* _What is expected_
Lines with the string "Commercial" must each be copied from the listing.

###

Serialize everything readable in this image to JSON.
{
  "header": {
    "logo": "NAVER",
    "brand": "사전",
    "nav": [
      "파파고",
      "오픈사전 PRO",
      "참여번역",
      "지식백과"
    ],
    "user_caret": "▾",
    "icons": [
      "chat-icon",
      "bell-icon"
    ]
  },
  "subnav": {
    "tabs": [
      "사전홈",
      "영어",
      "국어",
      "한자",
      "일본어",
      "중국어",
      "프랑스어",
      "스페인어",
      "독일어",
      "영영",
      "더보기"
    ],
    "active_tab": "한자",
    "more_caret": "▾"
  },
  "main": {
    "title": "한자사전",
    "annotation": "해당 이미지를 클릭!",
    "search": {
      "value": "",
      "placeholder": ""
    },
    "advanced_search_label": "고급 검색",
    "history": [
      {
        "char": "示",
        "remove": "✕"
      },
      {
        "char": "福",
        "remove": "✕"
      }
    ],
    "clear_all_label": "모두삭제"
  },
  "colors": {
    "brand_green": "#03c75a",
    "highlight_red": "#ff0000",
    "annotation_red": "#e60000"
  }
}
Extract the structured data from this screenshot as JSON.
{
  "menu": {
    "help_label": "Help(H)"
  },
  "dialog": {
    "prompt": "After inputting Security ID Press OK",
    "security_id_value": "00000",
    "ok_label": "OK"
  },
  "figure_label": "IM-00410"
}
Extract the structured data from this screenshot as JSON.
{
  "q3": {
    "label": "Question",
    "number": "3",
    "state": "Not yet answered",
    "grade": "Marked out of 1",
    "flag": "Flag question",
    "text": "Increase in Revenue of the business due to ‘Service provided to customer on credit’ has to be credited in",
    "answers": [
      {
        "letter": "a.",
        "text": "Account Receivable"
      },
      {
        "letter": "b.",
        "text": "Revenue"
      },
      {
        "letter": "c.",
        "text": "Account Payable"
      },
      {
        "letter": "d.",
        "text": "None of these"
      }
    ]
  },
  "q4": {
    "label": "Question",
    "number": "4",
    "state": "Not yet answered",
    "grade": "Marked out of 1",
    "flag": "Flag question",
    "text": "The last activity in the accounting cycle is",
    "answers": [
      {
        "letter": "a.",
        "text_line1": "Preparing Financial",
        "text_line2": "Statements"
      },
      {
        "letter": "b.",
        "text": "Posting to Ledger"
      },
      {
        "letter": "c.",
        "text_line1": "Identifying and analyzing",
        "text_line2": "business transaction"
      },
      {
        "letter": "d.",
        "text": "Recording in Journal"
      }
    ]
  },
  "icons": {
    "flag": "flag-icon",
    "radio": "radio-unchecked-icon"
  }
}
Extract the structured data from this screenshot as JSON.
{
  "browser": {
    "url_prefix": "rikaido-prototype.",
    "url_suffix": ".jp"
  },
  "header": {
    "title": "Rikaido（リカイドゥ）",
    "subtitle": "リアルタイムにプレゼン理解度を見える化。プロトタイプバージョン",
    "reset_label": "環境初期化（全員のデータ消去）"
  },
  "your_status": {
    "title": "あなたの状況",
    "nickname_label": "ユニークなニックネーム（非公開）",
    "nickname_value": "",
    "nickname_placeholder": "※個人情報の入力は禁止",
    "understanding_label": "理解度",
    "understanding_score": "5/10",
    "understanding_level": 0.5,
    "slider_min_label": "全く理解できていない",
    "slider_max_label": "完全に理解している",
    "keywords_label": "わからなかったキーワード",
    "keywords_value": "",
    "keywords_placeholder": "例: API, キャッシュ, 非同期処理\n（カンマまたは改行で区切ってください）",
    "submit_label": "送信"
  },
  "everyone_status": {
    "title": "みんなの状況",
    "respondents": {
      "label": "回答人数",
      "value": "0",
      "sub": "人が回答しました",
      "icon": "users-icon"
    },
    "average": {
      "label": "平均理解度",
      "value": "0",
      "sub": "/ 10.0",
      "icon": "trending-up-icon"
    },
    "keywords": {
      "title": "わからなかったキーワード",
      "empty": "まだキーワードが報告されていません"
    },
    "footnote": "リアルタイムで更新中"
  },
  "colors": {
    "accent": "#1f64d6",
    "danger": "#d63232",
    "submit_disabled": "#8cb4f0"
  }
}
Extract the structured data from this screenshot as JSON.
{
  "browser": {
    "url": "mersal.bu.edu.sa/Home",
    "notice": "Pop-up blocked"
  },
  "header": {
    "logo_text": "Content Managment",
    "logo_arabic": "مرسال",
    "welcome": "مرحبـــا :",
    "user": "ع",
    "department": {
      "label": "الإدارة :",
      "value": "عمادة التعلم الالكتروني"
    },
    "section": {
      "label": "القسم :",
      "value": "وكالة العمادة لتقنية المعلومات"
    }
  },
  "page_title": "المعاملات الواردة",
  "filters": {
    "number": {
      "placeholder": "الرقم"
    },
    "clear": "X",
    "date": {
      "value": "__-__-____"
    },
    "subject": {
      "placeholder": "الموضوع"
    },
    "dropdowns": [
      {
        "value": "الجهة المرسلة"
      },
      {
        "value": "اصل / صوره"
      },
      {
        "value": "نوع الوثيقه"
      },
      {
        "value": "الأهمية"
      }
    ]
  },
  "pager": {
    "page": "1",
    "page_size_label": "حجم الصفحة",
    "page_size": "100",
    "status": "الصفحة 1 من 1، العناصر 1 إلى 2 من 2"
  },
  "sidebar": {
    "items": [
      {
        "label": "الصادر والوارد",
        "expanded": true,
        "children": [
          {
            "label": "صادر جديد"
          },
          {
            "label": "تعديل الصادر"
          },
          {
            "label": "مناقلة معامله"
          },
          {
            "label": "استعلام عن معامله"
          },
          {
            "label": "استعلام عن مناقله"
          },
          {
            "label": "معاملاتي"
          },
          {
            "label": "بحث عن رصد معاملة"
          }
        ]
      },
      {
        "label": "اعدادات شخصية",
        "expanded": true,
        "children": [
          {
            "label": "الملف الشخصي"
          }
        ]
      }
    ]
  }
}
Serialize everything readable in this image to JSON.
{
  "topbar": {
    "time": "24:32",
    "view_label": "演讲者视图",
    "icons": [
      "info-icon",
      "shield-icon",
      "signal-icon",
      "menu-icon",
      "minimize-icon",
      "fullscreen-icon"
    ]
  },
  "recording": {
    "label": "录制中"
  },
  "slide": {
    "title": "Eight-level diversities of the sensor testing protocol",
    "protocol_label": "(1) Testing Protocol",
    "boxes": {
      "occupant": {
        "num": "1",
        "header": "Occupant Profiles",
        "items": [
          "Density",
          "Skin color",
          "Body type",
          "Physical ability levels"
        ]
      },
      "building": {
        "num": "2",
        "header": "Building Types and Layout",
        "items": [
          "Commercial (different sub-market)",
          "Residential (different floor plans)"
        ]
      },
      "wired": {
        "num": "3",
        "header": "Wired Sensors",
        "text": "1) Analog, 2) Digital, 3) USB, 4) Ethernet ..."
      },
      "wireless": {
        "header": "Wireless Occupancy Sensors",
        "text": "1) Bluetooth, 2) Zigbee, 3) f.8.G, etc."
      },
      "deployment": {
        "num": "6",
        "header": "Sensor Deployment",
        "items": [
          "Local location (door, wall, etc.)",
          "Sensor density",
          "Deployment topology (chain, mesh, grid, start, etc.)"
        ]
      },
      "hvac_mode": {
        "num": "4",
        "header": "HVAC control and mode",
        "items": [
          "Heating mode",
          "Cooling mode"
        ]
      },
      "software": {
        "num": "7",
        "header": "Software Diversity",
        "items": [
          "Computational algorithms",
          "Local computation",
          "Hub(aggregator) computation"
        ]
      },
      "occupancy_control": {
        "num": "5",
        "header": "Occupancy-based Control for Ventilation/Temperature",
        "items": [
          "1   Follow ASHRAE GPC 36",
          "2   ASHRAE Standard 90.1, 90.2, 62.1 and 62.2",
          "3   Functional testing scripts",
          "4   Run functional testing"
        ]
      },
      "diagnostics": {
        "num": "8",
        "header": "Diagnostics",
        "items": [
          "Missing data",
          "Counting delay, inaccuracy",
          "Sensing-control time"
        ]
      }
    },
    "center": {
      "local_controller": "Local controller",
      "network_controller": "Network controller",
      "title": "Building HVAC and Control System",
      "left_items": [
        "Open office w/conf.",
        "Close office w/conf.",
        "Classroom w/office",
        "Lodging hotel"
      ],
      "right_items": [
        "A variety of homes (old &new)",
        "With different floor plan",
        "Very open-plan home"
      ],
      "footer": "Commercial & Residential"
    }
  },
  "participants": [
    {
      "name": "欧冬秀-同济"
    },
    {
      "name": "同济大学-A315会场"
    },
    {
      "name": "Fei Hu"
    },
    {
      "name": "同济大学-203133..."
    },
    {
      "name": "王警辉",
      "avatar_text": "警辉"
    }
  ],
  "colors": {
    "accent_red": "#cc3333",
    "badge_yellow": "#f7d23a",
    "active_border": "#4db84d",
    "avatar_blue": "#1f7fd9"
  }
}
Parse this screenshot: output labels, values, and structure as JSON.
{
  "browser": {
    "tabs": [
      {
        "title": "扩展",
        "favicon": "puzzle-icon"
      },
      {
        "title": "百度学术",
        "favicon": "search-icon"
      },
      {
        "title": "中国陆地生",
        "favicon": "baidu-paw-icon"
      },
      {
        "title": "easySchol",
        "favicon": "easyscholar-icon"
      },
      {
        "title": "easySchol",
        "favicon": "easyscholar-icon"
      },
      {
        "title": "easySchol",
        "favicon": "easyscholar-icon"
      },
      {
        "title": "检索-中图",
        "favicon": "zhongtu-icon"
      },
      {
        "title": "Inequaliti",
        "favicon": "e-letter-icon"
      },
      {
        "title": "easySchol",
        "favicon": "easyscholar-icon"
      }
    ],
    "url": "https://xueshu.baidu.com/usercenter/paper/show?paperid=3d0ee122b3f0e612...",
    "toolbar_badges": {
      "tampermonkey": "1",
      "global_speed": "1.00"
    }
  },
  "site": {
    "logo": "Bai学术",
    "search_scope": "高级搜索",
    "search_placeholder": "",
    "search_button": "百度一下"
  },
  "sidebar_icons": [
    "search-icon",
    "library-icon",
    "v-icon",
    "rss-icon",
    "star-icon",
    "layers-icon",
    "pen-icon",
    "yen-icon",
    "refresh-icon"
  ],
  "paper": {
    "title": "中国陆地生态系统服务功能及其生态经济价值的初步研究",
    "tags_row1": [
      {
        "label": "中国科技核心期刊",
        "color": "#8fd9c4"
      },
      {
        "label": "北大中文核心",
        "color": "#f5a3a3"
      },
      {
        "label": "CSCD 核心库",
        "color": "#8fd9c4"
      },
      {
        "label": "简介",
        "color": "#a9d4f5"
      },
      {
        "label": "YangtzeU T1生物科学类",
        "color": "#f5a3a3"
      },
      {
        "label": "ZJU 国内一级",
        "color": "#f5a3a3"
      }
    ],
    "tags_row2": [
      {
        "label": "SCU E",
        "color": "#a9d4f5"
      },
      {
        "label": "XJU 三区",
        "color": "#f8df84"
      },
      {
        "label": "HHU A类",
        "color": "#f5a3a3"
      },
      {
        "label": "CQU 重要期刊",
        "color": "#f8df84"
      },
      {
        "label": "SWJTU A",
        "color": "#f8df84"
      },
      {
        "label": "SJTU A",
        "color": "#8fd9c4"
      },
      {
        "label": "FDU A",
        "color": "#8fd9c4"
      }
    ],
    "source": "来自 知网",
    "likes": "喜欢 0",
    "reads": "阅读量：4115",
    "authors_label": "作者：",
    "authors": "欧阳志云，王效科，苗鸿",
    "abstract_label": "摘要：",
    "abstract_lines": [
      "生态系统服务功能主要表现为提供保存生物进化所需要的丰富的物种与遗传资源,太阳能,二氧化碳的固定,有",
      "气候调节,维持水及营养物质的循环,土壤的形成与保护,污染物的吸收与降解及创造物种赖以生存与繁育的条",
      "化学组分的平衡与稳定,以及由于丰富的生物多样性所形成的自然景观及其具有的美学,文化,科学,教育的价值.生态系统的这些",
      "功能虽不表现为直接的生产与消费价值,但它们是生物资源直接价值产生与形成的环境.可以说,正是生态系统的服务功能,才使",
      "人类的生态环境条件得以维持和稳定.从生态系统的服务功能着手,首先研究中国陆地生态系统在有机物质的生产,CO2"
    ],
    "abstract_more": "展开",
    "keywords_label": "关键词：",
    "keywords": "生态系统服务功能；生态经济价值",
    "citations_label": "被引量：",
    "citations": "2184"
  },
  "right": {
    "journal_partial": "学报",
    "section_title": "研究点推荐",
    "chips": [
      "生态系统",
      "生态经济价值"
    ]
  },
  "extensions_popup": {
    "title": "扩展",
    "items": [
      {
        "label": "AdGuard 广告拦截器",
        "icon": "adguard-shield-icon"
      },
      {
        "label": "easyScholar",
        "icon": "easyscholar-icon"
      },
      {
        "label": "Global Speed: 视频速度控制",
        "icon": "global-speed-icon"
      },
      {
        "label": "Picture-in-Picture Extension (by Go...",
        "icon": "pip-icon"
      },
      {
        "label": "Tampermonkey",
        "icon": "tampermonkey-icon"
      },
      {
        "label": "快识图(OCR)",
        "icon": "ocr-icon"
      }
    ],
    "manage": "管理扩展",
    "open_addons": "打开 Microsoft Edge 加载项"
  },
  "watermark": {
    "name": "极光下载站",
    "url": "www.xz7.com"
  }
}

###

* _Your solution_
          "Commercial (different sub-market)",
      "footer": "Commercial & Residential"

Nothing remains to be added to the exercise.